Chemists had, in the preceding 50 years, by synthesis and transformation, connected the configuration of tartrate to the ribose sugars that form the linker in DNA, and so Watson and Crick built their famous model of DNA assured in the knowledge that the absolute configuration of their ribose sugar was correct. But that assurance, it is important to remember, had only come two years earlier! The (correct) structure of DNA was very much a discovery of its time, and this connection between tartrate and DNA I think deserves the accolade of great connections in science (I write this in the Semantic Web sense).
On to another statement to be found in the full WC article: “Left handed helices can only be constructed by violating the permissible van der Waals contacts” Given the nature of the molecular model building tools that WC had at their disposal,* I suspect we must forgive them this assertion. But of course, building models using the van der Waals constraints (amongst others of course) is what modern computers are really very good at. So what might a modern visitation of this very issue yield? Shown below is a small DNA duplex, named d(CGCG)2 (DOI: 10.2210/pdb1zna/pdb) This uses only the CG base-pairing motif (the other of course is AT). Well, it turns out that DNA constructed from CG-rich duplexes does NOT necessarily adopt a right handed helix after all! WC (for this particular condition) were in fact wrong, and clearly the van der Waals contacts are not after all objectionable. Left-handed helices (as a left hander myself, I am naturally drawn to them) are also known as Z-DNA (the right handed form is called B-DNA), although many left-handed representations have in fact been drawn in error.The model when stripped of its water molecules, is then of a size (250 atoms) which is easily amenable to a modern quantum-mechanical DFT calculation. Importantly, this has to include dispersion corrections (the van der Waals contacts referred to above) to get the correct geometry, and one can use e.g. ωB97XD/6-31G(d) + continuum water solvation correction to compensate for the missing waters (see DOI: 10.1039/C0CC04023A for an example of its use for a large molecule, or indeed this post). In truth, this combination of characteristics in a model has only recently become possible for a molecule of such size.

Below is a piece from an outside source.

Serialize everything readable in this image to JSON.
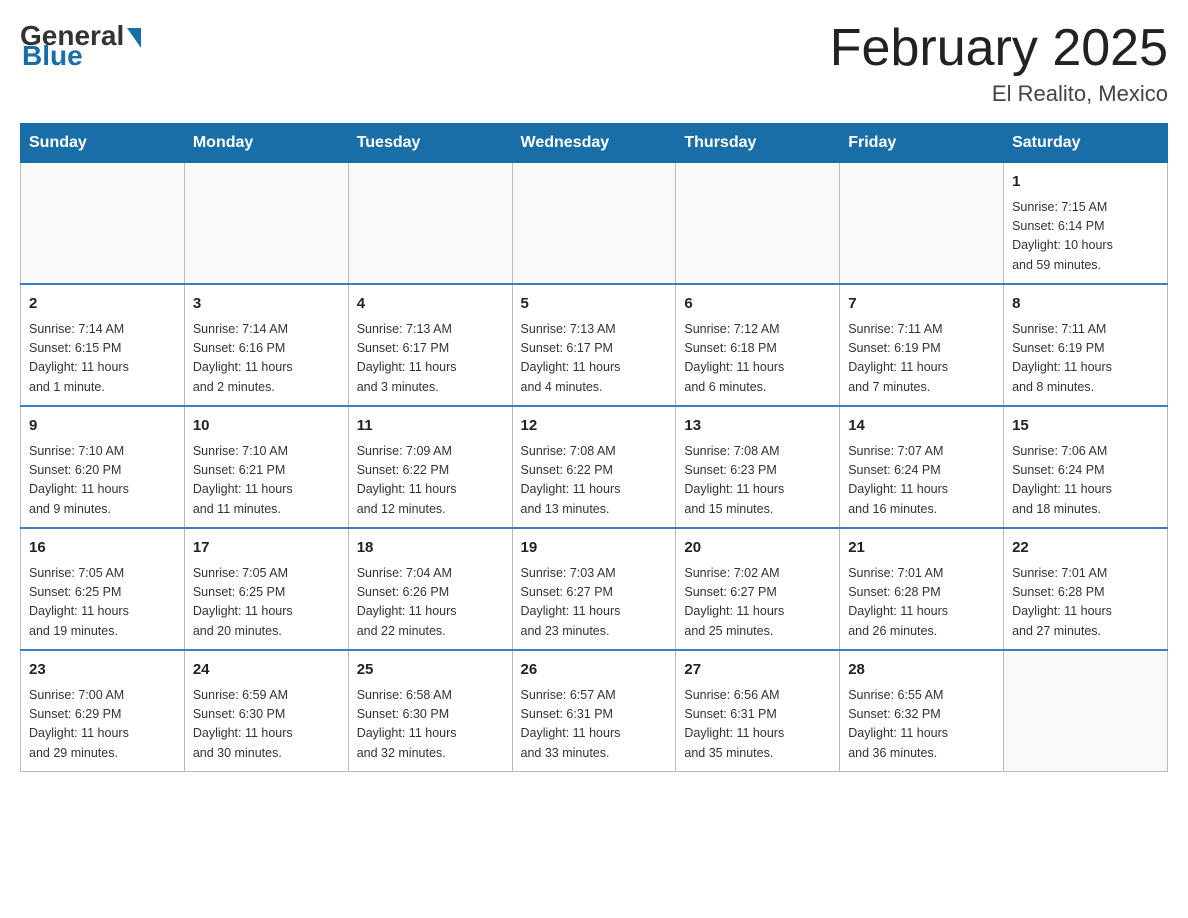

Well, now that a good accuracy wavefunction for e.g. d(CGCG) is possible, what might one do with it? Well, the chiro-optical properties might be calculated (see DOI: 10.1002/chir.20804), including the optical rotation at a specified frequency, or e.g. the electronic circular dichroism spectrum. Such properties are normally computed only for much smaller molecules. Watch this space (or the journals).
* Note added in proof (as the saying goes): This article by Derek Barton published in 1947, some six years before WC claimed “violation of the permissible van der Waals contacts“, established clearly the principles behind the model building by WC and in many ways could be described as the start of quantitative molecular model building. The very same equation used by Barton to model dispersion attractions is still used in e.g. the ωB97XD DFT method noted above.

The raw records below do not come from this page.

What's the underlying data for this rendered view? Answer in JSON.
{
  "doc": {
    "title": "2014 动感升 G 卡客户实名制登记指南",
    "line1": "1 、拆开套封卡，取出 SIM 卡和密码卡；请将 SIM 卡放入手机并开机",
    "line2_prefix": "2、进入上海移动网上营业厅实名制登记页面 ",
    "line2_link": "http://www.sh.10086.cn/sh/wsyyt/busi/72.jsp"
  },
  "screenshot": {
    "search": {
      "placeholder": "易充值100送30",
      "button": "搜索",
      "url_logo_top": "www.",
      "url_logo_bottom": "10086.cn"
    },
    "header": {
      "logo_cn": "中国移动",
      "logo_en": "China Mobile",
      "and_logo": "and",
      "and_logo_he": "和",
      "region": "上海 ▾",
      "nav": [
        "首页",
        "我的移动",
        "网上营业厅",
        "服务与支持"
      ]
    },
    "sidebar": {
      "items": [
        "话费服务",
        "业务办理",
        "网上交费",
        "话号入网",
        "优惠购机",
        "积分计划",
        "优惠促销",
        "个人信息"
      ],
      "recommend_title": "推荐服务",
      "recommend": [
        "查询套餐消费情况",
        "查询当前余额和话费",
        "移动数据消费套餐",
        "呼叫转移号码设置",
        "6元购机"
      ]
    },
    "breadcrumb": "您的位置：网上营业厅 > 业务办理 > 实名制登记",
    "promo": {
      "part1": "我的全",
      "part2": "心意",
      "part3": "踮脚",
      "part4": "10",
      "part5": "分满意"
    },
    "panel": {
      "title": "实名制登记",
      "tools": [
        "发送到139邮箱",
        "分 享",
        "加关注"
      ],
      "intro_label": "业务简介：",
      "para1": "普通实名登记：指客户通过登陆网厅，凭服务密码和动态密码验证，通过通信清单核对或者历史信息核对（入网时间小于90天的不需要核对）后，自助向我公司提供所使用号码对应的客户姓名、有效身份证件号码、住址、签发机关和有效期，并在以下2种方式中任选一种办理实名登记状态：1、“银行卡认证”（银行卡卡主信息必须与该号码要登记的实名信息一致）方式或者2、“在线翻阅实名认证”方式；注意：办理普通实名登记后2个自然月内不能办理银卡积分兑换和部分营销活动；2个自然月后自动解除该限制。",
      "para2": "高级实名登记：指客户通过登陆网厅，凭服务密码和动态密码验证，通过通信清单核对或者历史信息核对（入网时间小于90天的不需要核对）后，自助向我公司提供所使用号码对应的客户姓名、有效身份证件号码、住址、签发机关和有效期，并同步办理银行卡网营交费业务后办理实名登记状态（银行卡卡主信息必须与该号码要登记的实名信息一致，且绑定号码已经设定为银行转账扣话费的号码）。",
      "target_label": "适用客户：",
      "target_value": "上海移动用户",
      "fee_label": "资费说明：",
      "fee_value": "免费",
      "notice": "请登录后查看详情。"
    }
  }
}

Tags: Bijvoet, chemist, chiroptical, d(CGCG), Derek Barton, dispersion forces, DNA duplex, Historical, Marcus du Sautoy, Note, Odile Crick, professional artist, Tartaric Acid, van der Waals, watoc11, Watson Crick, Web sense, Z-DNA